Before I became a therapist myself I had some experience with the mental health system. And since becoming a therapist, including my years in graduate school and internships and my many years practicing as a therapist, I have been exposed to many other theoretical orientations to providing psychotherapy. I currently work with many therapists who have been trained in different schools of thought. None of what I have learned from other more traditional forms of psychology has offered what RC has to me and to the people I have assisted in my clinical work.
RC’s model of human beings and how we accumulate distress is not entirely out of sync with other forms of mental health work; however, what RC has to offer is a fuller picture that humans can heal, through the discharge process, from the hurts and distresses they acquire. The discharge process, which is natural to all humans if not interfered with, provides for healing to take place. It includes the release of emotions or feelings through crying (grief), shaking (fear), laughter (embarrassment), yawning (physical hurts) as examples. I’ve often suggested that people watch babies or very young ones who spontaneously use this healing process when they cry or yawn or tremble in someone’s arms. They do this naturally and are more relaxed as a result.
What we’ve learned in RC is that this process works best when people are paid attention to by another warm, open and accepting person. Then they switch roles, one becoming the client or talker and the other person being the counselor or listener. We learn how to do this by attending classes and workshops and by seeing techniques demonstrated for their effectiveness. All of our theory and practice is build on and from our actual lived experience with each other.
What also makes RC unique in its perspective about human beings is its understanding of oppression and liberation from oppression—that most of our hurts or distresses come from living in a society (a global society, also) that is oppressive to all of us and to some groups more than others, mostly based on class (economic exploitation) and racial or ethnic identities and backgrounds.
In my work with clients over the years I have shared RC ideas with them and I can honestly say that everyone I’ve talked to about our nature as humans and about oppression and how it operates on us by confusing us about who we are has nodded in agreement with these ideas. What we have to offer through our theory and practice comes naturally to humans and people respond positively and openly when they hear this, learn more, and have the opportunity to use the process.
Some of the criticisms which RC encounters are criticisms I’ve heard about self help groups, peer counseling, and different forms of psychotherapy—of therapy itself.
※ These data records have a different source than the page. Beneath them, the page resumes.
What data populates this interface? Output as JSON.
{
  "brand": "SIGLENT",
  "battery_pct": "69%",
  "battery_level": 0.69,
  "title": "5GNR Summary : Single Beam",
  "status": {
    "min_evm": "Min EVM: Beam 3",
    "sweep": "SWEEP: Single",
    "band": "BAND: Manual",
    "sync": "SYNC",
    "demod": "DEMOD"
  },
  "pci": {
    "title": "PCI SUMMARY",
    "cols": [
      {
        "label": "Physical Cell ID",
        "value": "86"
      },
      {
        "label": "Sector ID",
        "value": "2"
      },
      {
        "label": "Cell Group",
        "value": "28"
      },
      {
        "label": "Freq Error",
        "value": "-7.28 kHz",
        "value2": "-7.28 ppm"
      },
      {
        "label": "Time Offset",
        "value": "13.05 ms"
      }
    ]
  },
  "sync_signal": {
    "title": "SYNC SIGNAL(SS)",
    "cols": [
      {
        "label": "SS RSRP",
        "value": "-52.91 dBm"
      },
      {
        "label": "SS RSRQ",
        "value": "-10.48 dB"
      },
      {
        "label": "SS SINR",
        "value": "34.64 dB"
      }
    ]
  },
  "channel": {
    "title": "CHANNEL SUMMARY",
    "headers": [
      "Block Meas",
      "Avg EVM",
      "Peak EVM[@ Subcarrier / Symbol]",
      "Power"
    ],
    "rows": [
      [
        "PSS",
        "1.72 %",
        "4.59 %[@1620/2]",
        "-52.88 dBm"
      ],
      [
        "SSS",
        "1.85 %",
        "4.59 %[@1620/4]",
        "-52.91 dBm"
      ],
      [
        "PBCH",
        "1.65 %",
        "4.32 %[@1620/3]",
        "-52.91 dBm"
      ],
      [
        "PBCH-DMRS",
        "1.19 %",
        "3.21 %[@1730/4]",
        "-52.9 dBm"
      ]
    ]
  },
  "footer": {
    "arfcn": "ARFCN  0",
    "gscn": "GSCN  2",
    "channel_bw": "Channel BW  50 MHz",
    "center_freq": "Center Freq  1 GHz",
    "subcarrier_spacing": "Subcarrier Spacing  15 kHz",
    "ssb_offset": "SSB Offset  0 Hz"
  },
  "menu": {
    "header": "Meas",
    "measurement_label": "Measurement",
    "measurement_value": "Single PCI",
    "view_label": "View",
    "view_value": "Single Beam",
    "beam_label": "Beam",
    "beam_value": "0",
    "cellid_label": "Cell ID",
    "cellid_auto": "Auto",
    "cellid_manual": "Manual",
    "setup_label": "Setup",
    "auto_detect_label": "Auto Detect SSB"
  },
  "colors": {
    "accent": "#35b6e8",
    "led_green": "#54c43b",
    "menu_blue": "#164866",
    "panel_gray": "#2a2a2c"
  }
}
I see this as people wanting, longing for, a fuller picture or perspective about ourselves to help us make sense of the world we live in and to find ways to feel better about ourselves and each other.
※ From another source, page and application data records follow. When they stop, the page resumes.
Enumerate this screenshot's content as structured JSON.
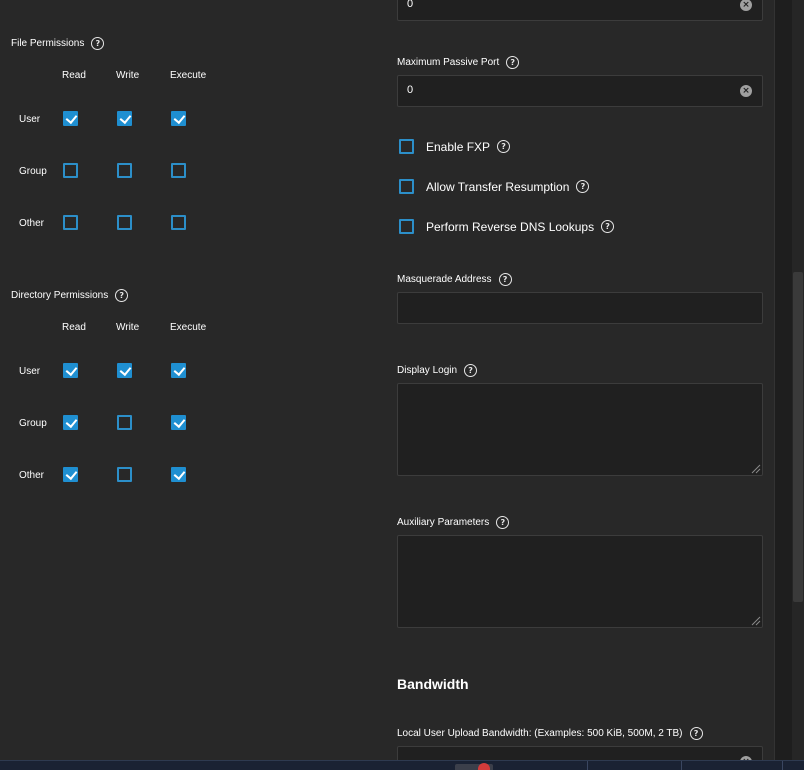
{
  "file_permissions": {
    "title": "File Permissions",
    "columns": [
      "Read",
      "Write",
      "Execute"
    ],
    "rows": [
      {
        "label": "User",
        "values": [
          true,
          true,
          true
        ]
      },
      {
        "label": "Group",
        "values": [
          false,
          false,
          false
        ]
      },
      {
        "label": "Other",
        "values": [
          false,
          false,
          false
        ]
      }
    ]
  },
  "directory_permissions": {
    "title": "Directory Permissions",
    "columns": [
      "Read",
      "Write",
      "Execute"
    ],
    "rows": [
      {
        "label": "User",
        "values": [
          true,
          true,
          true
        ]
      },
      {
        "label": "Group",
        "values": [
          true,
          false,
          true
        ]
      },
      {
        "label": "Other",
        "values": [
          true,
          false,
          true
        ]
      }
    ]
  },
  "minimum_passive_port": {
    "value": "0"
  },
  "maximum_passive_port": {
    "label": "Maximum Passive Port",
    "value": "0"
  },
  "options": {
    "enable_fxp": {
      "label": "Enable FXP",
      "checked": false
    },
    "allow_transfer_resumption": {
      "label": "Allow Transfer Resumption",
      "checked": false
    },
    "perform_reverse_dns": {
      "label": "Perform Reverse DNS Lookups",
      "checked": false
    }
  },
  "masquerade_address": {
    "label": "Masquerade Address",
    "value": ""
  },
  "display_login": {
    "label": "Display Login",
    "value": ""
  },
  "auxiliary_parameters": {
    "label": "Auxiliary Parameters",
    "value": ""
  },
  "bandwidth": {
    "heading": "Bandwidth",
    "local_user_upload_label": "Local User Upload Bandwidth: (Examples: 500 KiB, 500M, 2 TB)"
  },
  "icons": {
    "help": "help-circle-icon",
    "clear": "clear-circle-icon",
    "resize": "resize-grip-icon"
  },
  "colors": {
    "accent": "#1f8fd1",
    "background": "#282828",
    "input_bg": "#202020"
  }
}
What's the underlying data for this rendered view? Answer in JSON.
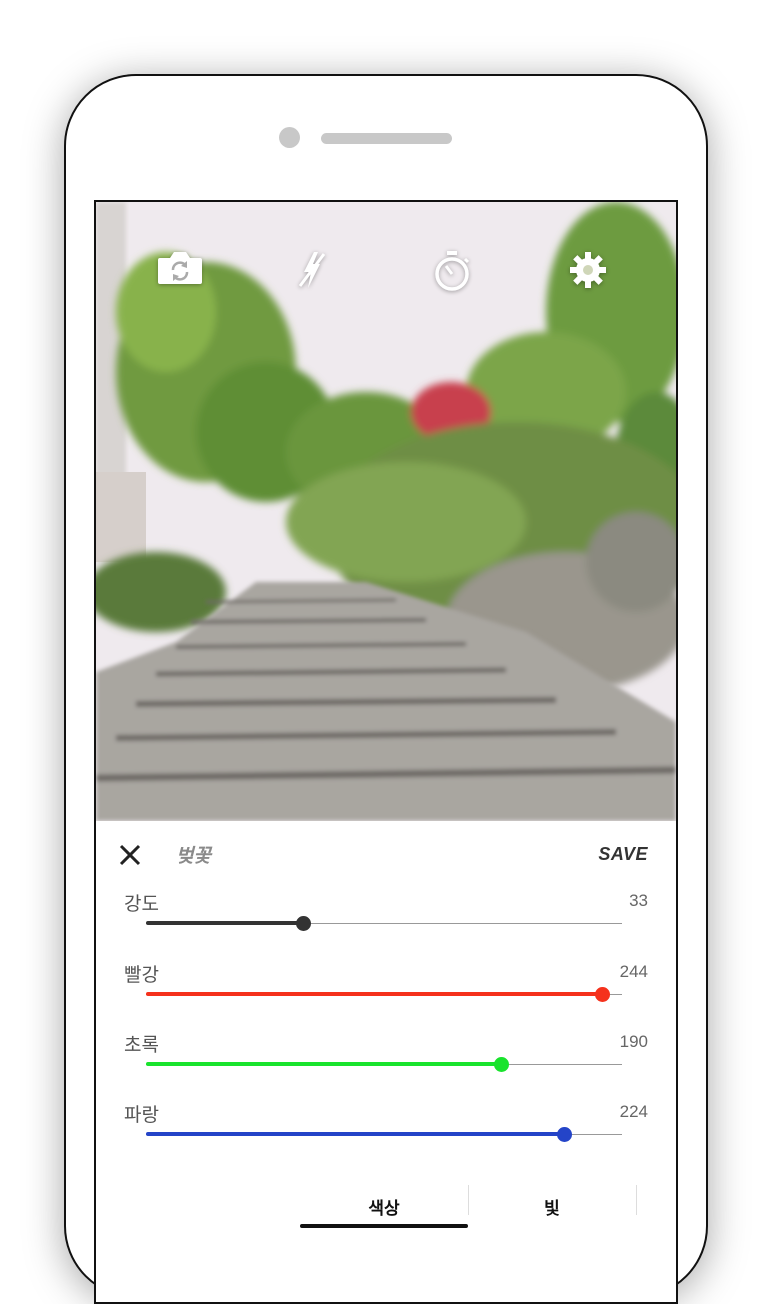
{
  "toolbar": {
    "icons": [
      "switch-camera-icon",
      "flash-off-icon",
      "timer-icon",
      "settings-icon"
    ]
  },
  "editor": {
    "filter_name": "벚꽃",
    "save_label": "SAVE"
  },
  "sliders": [
    {
      "label": "강도",
      "value": "33",
      "fraction": 0.33,
      "color": "#333333"
    },
    {
      "label": "빨강",
      "value": "244",
      "fraction": 0.957,
      "color": "#f5311c"
    },
    {
      "label": "초록",
      "value": "190",
      "fraction": 0.745,
      "color": "#19e32d"
    },
    {
      "label": "파랑",
      "value": "224",
      "fraction": 0.878,
      "color": "#2444c8"
    }
  ],
  "tabs": [
    {
      "label": "색상",
      "active": true
    },
    {
      "label": "빛",
      "active": false
    }
  ]
}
As a long time practicing therapist and as an even longer time practitioner of RC, I am ever more grateful for the ideas I’ve gained from RC. In my mind, the attacks or criticisms of RC don’t seem to really be about RC. They seem to be about peoples’ fears and their not knowing what else is possible or available to them. What we in RC are dedicated to is reaching peoples’ minds so that they can have a theory and practice that makes sense to them, is natural and real to them, that they know to be true for them as they remove and recover from the hurts installed on them.
Jean Hamilton, Palo Alto, California